Action item
Each line that contains the word "photo" is to be copied from the records below.

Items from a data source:
Content starts

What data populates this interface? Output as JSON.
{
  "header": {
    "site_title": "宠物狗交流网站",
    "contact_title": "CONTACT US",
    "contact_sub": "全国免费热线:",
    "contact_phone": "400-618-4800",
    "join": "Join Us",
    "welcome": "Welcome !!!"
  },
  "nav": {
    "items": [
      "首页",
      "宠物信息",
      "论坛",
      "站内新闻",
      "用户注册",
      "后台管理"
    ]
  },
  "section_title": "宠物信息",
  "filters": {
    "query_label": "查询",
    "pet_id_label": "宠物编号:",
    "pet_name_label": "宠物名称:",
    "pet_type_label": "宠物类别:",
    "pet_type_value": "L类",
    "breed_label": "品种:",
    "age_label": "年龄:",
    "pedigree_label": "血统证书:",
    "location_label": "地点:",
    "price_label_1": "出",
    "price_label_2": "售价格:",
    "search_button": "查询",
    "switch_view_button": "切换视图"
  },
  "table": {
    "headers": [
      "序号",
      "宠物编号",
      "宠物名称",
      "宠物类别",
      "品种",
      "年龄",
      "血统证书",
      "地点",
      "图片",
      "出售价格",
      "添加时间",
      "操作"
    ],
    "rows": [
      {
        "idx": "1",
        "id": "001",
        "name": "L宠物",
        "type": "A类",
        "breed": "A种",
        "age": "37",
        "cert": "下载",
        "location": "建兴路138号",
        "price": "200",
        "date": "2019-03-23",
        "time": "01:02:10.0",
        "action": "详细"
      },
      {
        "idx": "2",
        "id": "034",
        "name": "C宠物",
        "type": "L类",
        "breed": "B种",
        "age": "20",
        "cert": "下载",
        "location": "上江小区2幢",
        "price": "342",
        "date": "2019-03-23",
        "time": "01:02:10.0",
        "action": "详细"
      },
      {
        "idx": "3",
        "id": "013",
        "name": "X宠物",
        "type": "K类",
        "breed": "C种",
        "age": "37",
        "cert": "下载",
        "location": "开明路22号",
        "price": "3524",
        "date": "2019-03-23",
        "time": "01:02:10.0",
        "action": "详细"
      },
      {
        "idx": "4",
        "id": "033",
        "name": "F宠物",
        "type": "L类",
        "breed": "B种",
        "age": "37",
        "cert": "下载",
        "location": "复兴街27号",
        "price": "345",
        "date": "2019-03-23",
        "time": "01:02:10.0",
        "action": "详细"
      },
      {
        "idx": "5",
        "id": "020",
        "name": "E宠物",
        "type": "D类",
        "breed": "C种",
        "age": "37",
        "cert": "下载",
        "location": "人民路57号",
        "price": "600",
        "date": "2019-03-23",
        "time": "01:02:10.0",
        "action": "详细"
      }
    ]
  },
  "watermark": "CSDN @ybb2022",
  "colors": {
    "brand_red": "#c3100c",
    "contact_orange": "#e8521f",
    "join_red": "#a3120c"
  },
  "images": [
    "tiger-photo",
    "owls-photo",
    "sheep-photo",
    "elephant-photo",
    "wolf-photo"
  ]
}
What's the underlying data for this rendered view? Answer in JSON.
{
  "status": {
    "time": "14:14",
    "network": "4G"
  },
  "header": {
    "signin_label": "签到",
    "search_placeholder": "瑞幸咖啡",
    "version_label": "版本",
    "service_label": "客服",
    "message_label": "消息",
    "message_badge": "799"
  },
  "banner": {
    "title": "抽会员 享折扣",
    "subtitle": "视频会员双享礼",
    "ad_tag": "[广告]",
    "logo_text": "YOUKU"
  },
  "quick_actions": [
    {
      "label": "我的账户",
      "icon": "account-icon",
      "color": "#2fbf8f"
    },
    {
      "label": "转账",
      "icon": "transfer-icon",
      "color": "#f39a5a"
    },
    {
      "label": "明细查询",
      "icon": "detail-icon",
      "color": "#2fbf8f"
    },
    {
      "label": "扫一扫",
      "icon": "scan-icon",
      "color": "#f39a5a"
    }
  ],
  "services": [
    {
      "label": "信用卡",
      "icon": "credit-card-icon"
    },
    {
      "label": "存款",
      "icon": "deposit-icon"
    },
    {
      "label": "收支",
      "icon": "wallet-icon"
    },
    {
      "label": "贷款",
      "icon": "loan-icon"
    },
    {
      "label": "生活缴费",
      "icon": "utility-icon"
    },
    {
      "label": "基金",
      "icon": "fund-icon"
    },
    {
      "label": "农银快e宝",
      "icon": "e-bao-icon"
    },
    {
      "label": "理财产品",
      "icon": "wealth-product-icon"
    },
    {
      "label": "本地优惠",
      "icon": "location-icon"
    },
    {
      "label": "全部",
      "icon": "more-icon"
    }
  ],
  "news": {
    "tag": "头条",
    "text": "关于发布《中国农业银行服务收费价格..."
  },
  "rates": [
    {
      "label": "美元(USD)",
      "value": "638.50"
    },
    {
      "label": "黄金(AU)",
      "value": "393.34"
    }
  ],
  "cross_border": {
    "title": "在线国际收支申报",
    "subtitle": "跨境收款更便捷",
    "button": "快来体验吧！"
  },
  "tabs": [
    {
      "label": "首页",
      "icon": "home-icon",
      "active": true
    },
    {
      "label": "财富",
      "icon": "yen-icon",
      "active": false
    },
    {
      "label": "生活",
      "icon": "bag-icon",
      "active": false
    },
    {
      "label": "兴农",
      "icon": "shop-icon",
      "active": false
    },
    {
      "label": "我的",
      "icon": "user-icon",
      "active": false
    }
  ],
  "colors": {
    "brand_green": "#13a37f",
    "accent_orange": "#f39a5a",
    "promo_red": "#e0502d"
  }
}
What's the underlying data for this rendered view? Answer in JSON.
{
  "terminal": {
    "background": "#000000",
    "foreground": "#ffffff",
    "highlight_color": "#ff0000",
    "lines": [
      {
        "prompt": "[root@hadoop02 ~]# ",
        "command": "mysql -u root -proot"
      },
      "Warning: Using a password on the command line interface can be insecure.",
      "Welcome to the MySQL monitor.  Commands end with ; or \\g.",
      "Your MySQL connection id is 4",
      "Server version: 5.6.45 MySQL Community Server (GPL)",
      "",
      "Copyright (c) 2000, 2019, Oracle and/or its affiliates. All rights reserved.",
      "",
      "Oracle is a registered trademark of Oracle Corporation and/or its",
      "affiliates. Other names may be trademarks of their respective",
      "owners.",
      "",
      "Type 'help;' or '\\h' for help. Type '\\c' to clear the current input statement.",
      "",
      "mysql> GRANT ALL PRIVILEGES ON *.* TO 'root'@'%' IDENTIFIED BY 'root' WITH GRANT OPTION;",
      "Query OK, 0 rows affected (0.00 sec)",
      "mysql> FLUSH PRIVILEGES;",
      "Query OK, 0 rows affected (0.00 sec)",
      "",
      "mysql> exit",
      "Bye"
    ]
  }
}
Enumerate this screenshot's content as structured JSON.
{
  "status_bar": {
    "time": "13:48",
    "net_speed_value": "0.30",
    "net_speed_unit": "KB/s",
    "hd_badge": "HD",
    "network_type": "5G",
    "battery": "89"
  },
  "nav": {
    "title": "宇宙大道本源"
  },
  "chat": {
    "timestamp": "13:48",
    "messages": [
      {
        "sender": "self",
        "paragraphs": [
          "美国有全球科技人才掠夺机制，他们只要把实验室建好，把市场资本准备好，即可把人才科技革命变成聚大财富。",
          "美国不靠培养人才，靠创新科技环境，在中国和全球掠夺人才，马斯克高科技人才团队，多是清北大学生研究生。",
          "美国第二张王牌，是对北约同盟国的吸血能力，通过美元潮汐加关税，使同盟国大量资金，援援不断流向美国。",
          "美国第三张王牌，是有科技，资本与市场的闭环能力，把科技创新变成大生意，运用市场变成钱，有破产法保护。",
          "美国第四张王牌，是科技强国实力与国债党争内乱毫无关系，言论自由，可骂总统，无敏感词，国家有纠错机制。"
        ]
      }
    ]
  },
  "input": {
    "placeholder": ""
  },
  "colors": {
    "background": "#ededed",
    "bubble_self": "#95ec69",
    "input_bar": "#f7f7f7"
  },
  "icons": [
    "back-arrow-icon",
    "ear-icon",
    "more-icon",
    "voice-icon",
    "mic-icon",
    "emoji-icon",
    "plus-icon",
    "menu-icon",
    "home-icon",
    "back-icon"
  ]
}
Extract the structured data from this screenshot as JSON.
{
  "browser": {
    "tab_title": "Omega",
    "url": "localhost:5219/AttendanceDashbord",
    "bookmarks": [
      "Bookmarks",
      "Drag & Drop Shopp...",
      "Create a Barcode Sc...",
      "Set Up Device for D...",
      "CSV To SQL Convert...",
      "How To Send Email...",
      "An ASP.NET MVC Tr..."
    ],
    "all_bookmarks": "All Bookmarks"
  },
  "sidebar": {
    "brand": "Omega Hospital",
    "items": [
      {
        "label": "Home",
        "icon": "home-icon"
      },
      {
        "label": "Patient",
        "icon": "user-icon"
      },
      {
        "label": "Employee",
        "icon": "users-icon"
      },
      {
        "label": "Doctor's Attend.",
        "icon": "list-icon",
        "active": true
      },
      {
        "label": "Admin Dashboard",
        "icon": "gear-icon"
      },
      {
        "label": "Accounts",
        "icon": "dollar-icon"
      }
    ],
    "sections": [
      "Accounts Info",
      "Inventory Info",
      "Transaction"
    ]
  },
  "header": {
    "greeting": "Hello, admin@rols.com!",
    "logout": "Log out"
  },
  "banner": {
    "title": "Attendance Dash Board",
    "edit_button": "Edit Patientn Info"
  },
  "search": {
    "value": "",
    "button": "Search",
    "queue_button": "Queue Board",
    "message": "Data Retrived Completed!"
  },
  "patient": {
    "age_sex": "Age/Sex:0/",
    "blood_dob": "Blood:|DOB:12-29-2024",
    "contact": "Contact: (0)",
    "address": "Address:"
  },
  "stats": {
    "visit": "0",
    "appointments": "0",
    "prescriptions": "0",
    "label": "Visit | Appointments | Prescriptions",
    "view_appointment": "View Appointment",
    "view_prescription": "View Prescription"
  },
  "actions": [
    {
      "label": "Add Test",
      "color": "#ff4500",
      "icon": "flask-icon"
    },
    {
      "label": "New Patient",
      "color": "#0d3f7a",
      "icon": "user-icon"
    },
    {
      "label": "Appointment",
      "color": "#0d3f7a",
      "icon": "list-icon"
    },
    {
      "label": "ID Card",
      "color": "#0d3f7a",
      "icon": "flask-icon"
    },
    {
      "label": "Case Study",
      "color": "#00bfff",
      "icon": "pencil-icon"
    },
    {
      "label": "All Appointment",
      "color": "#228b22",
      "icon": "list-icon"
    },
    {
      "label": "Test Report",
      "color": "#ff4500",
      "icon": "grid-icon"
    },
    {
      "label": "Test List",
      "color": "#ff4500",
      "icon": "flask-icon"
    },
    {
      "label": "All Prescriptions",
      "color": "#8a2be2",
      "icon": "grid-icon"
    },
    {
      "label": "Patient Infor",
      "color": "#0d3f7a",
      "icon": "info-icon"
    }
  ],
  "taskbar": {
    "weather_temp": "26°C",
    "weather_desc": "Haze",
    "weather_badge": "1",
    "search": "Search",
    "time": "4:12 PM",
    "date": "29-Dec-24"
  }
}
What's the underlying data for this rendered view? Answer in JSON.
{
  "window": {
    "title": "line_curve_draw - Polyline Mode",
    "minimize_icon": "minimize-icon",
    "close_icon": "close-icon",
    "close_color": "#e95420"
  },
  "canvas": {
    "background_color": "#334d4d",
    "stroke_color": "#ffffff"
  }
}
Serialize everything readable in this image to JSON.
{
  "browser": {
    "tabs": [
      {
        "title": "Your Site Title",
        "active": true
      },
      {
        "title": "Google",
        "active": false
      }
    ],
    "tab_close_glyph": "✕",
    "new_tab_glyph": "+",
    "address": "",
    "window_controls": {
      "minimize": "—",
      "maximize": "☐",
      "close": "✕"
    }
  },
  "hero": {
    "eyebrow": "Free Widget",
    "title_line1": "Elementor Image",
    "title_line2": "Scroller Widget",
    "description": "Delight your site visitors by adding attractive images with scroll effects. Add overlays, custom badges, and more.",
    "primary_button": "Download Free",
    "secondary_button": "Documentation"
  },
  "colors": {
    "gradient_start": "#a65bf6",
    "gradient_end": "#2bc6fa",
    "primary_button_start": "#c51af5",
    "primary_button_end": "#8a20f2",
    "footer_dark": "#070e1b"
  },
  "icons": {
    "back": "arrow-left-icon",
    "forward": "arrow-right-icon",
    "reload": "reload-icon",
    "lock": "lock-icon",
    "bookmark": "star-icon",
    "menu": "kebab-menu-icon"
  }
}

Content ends

Task answer
    "tiger-photo",
    "owls-photo",
    "sheep-photo",
    "elephant-photo",
    "wolf-photo"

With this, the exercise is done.